Even if the Democrats had been crushed in the 2022 midterm elections, they would have been unable to adjust. Their cultural dominance discourages them from changing course, which is why they can be counted on to invent exogenous reasons for electoral defeats: an allegedly racist TV ad in 1988, shenanigans in Florida in 2000, faulty voting machines in Ohio in 2004, collusion with Russia in 2016. Mr. Trump adopted this custom with abandon in 2020, but Republicans, who aren’t encouraged by elite culture to think themselves infallible, usually blame each other for electoral losses. Hence the 2013 autopsy, as wrongheaded as it was. There is no Democratic correlative to such a document.
Democrats will hotly contest this analysis of their mindset and behavior. They will note that Republicans, too, think themselves infallible, and conservatives discount the views of their critics.
And they do—sometimes. But Republicans and conservatives, when they are empowered and can make decisions, can’t depend on elite society backing them up. If a Republican official somewhere expresses a view falling outside the liberal conventional wisdom, that official can expect opposition from every segment of educated elite society—Hollywood actors, Fortune 500 boardrooms, university-based experts and so on. Blowback from so many sources isn’t easy to take, and in that case the Republican official will often, perhaps usually, back down.

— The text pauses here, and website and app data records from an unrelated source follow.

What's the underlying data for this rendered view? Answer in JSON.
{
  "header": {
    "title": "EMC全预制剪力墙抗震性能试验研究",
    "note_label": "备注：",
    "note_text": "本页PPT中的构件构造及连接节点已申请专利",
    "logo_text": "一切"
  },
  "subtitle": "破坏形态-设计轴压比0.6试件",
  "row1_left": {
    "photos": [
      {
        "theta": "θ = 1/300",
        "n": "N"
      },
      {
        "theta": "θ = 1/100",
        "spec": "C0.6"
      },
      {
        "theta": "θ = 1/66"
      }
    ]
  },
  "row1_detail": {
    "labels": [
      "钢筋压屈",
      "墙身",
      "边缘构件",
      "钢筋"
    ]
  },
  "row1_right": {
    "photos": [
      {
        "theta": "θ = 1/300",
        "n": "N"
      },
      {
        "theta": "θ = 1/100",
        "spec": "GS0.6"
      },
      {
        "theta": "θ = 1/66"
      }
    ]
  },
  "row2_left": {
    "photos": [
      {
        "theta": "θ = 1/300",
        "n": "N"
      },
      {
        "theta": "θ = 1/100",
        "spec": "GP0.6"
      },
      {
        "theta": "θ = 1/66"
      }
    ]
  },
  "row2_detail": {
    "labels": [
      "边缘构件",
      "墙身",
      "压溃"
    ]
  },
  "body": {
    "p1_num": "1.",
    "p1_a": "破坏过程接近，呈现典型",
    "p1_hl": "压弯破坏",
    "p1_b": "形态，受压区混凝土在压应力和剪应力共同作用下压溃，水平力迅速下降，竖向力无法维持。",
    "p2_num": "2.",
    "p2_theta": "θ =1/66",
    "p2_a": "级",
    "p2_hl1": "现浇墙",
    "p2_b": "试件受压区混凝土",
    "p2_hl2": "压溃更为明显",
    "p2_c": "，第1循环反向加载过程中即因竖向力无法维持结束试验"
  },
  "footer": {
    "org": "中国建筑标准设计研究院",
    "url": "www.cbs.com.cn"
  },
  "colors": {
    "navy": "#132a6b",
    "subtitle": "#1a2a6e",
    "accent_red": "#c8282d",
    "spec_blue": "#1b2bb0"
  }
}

But this objection—the objection that Republicans often behave peremptorily—misses the point. The GOP is, increasingly, the party of the uneducated, of the uncredentialed worker who lacks proper data and nuance. Surely it is the educated voter, the respecter of scientific argumentation and informed debate, who bears a special responsibility to consider contrary views. It’s the smart person, not the stupid or ignorant one, who holds the gravest obligation to respect views other than his own. Yet owing to his status as a smart person, respecting other views is precisely what he can’t do.
Mr. Swaim is an editorial page writer at the Wall Street Journal.